### Recorded data
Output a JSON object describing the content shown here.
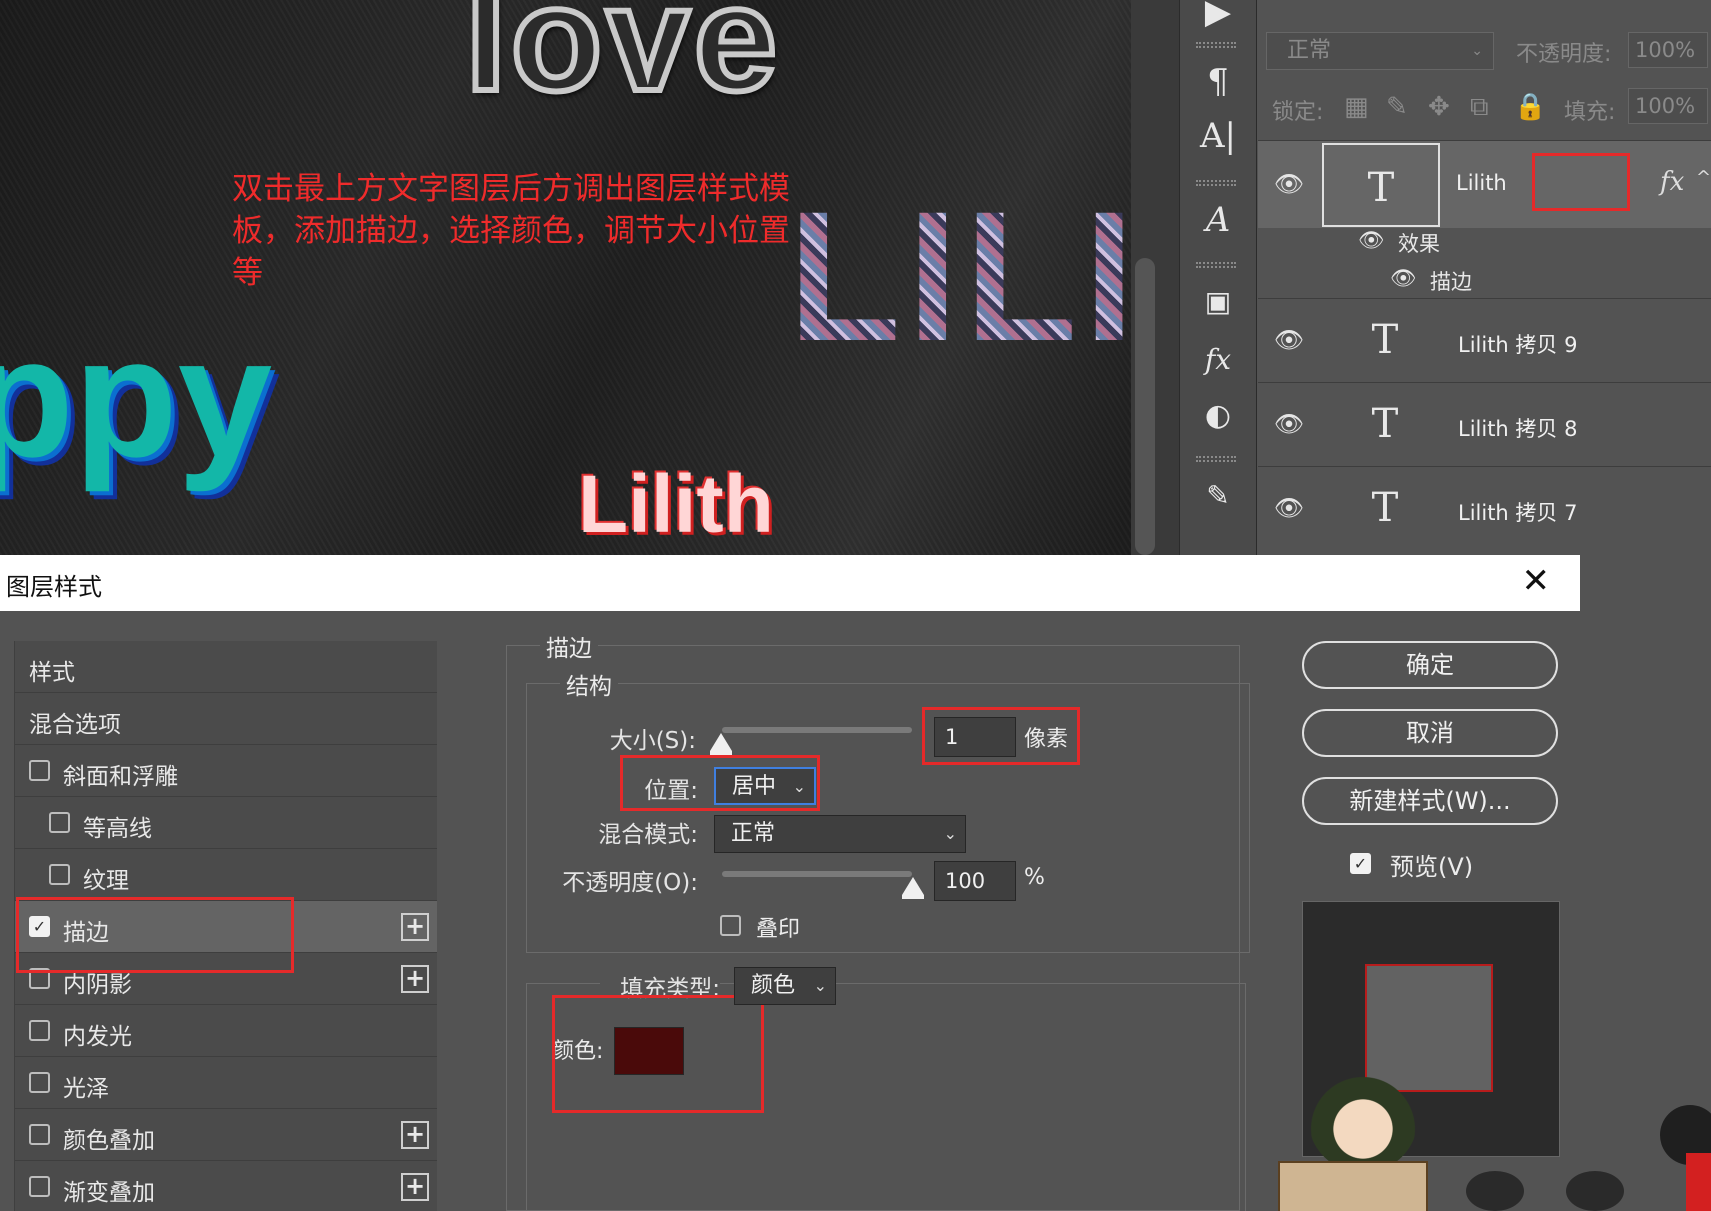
{
  "canvas": {
    "art_love": "love",
    "art_ppy": "ppy",
    "art_lili": "LILI",
    "art_lilith": "Lilith",
    "annotation": "双击最上方文字图层后方调出图层样式模板，添加描边，选择颜色，调节大小位置等"
  },
  "layers_panel": {
    "blend_mode": "正常",
    "opacity_label": "不透明度:",
    "opacity_value": "100%",
    "lock_label": "锁定:",
    "fill_label": "填充:",
    "fill_value": "100%",
    "layers": [
      {
        "name": "Lilith",
        "type": "T",
        "fx": "fx",
        "active": true
      },
      {
        "name": "Lilith 拷贝 9",
        "type": "T"
      },
      {
        "name": "Lilith 拷贝 8",
        "type": "T"
      },
      {
        "name": "Lilith 拷贝 7",
        "type": "T"
      }
    ],
    "effects_label": "效果",
    "stroke_effect_label": "描边"
  },
  "dialog": {
    "title": "图层样式",
    "left_list": {
      "styles": "样式",
      "blending": "混合选项",
      "bevel": "斜面和浮雕",
      "contour": "等高线",
      "texture": "纹理",
      "stroke": "描边",
      "inner_shadow": "内阴影",
      "inner_glow": "内发光",
      "satin": "光泽",
      "color_overlay": "颜色叠加",
      "gradient_overlay": "渐变叠加"
    },
    "stroke_group_title": "描边",
    "structure_title": "结构",
    "size_label": "大小(S):",
    "size_value": "1",
    "size_unit": "像素",
    "position_label": "位置:",
    "position_value": "居中",
    "blend_label": "混合模式:",
    "blend_value": "正常",
    "opacity_label": "不透明度(O):",
    "opacity_value": "100",
    "opacity_unit": "%",
    "overprint_label": "叠印",
    "fill_type_label": "填充类型:",
    "fill_type_value": "颜色",
    "color_label": "颜色:",
    "stroke_color": "#4a0a0a",
    "buttons": {
      "ok": "确定",
      "cancel": "取消",
      "new_style": "新建样式(W)...",
      "preview": "预览(V)"
    }
  },
  "colors": {
    "annotation_red": "#ef2b2b",
    "highlight_box": "#e52a2a"
  }
}
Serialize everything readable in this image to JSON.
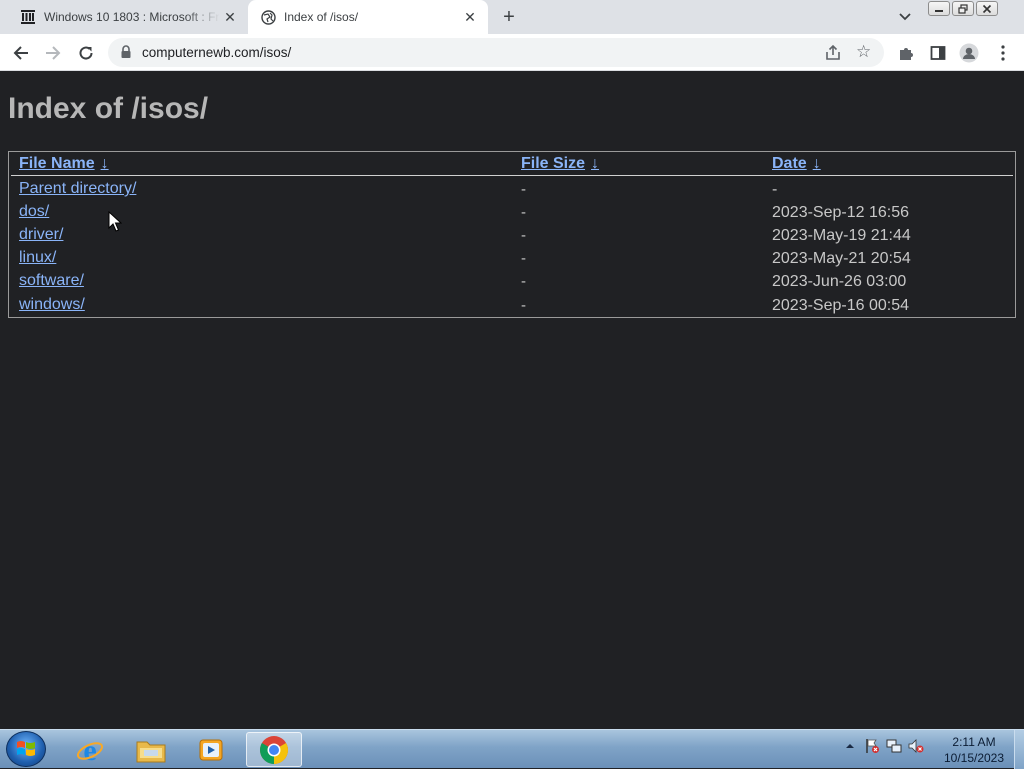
{
  "browser": {
    "tabs": [
      {
        "title": "Windows 10 1803 : Microsoft : Fr",
        "icon": "archive-columns-icon",
        "active": false
      },
      {
        "title": "Index of /isos/",
        "icon": "globe-icon",
        "active": true
      }
    ],
    "url": "computernewb.com/isos/"
  },
  "page": {
    "title": "Index of /isos/",
    "columns": [
      {
        "label": "File Name",
        "sort_glyph": "↓"
      },
      {
        "label": "File Size",
        "sort_glyph": "↓"
      },
      {
        "label": "Date",
        "sort_glyph": "↓"
      }
    ],
    "rows": [
      {
        "name": "Parent directory/",
        "size": "-",
        "date": "-"
      },
      {
        "name": "dos/",
        "size": "-",
        "date": "2023-Sep-12 16:56"
      },
      {
        "name": "driver/",
        "size": "-",
        "date": "2023-May-19 21:44"
      },
      {
        "name": "linux/",
        "size": "-",
        "date": "2023-May-21 20:54"
      },
      {
        "name": "software/",
        "size": "-",
        "date": "2023-Jun-26 03:00"
      },
      {
        "name": "windows/",
        "size": "-",
        "date": "2023-Sep-16 00:54"
      }
    ]
  },
  "taskbar": {
    "apps": [
      "internet-explorer-icon",
      "file-explorer-icon",
      "media-player-icon",
      "chrome-icon"
    ],
    "clock": {
      "time": "2:11 AM",
      "date": "10/15/2023"
    }
  },
  "colors": {
    "page_bg": "#202124",
    "link": "#8ab4f8",
    "text": "#c8c8c8",
    "heading": "#b7b7b7"
  }
}
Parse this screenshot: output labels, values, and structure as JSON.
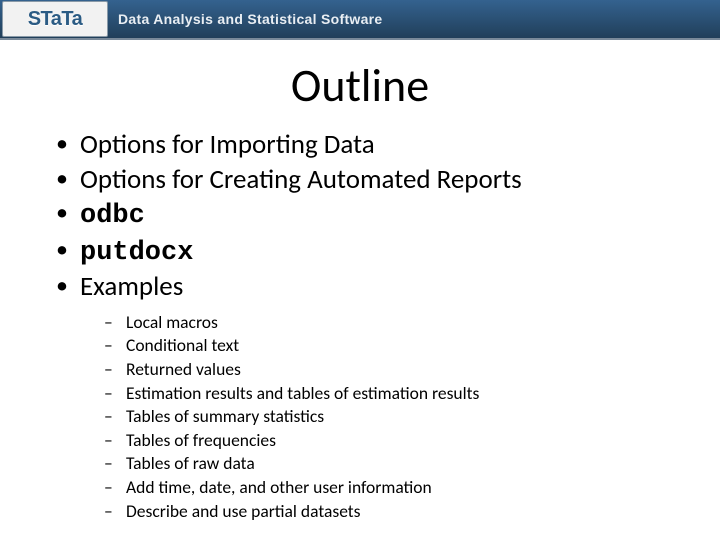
{
  "banner": {
    "logo_main": "STaTa",
    "tagline": "Data Analysis and Statistical Software"
  },
  "title": "Outline",
  "bullets": {
    "b0": "Options for Importing Data",
    "b1": "Options for Creating Automated Reports",
    "b2": "odbc",
    "b3": "putdocx",
    "b4": "Examples"
  },
  "sub": {
    "s0": "Local macros",
    "s1": "Conditional text",
    "s2": "Returned values",
    "s3": "Estimation results and tables of estimation results",
    "s4": "Tables of summary statistics",
    "s5": "Tables of frequencies",
    "s6": "Tables of raw data",
    "s7": "Add time, date, and other user information",
    "s8": "Describe and use partial datasets"
  }
}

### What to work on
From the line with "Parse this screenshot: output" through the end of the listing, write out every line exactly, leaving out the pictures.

### Finished exercise
Parse this screenshot: output labels, values, and structure as JSON.
{
  "banner": {
    "logo_main": "STaTa",
    "tagline": "Data Analysis and Statistical Software"
  },
  "title": "Outline",
  "bullets": {
    "b0": "Options for Importing Data",
    "b1": "Options for Creating Automated Reports",
    "b2": "odbc",
    "b3": "putdocx",
    "b4": "Examples"
  },
  "sub": {
    "s0": "Local macros",
    "s1": "Conditional text",
    "s2": "Returned values",
    "s3": "Estimation results and tables of estimation results",
    "s4": "Tables of summary statistics",
    "s5": "Tables of frequencies",
    "s6": "Tables of raw data",
    "s7": "Add time, date, and other user information",
    "s8": "Describe and use partial datasets"
  }
}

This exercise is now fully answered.